=== Supplied entries ===
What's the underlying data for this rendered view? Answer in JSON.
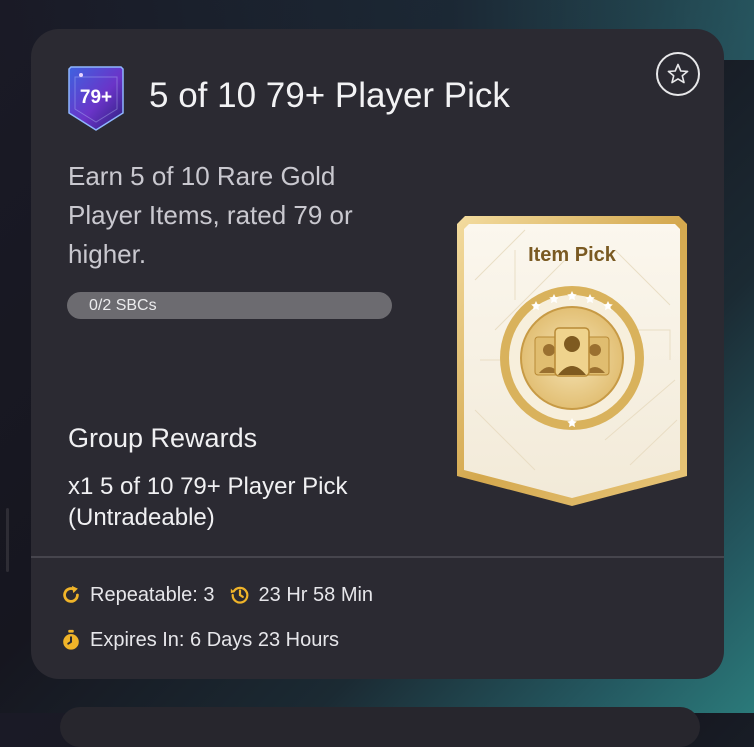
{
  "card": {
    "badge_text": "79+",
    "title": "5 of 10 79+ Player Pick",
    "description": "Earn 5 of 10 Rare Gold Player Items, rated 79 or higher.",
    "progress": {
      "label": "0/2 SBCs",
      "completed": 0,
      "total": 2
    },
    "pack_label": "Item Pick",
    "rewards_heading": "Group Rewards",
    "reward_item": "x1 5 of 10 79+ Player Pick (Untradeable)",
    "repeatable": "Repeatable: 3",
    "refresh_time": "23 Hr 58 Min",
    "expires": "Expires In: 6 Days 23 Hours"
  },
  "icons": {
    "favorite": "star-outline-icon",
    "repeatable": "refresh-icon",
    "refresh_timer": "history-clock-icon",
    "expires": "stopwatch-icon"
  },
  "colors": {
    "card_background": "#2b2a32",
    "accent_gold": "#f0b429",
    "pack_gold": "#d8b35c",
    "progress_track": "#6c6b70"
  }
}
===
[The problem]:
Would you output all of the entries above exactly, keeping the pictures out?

[Task result]:
What's the underlying data for this rendered view? Answer in JSON.
{
  "card": {
    "badge_text": "79+",
    "title": "5 of 10 79+ Player Pick",
    "description": "Earn 5 of 10 Rare Gold Player Items, rated 79 or higher.",
    "progress": {
      "label": "0/2 SBCs",
      "completed": 0,
      "total": 2
    },
    "pack_label": "Item Pick",
    "rewards_heading": "Group Rewards",
    "reward_item": "x1 5 of 10 79+ Player Pick (Untradeable)",
    "repeatable": "Repeatable: 3",
    "refresh_time": "23 Hr 58 Min",
    "expires": "Expires In: 6 Days 23 Hours"
  },
  "icons": {
    "favorite": "star-outline-icon",
    "repeatable": "refresh-icon",
    "refresh_timer": "history-clock-icon",
    "expires": "stopwatch-icon"
  },
  "colors": {
    "card_background": "#2b2a32",
    "accent_gold": "#f0b429",
    "pack_gold": "#d8b35c",
    "progress_track": "#6c6b70"
  }
}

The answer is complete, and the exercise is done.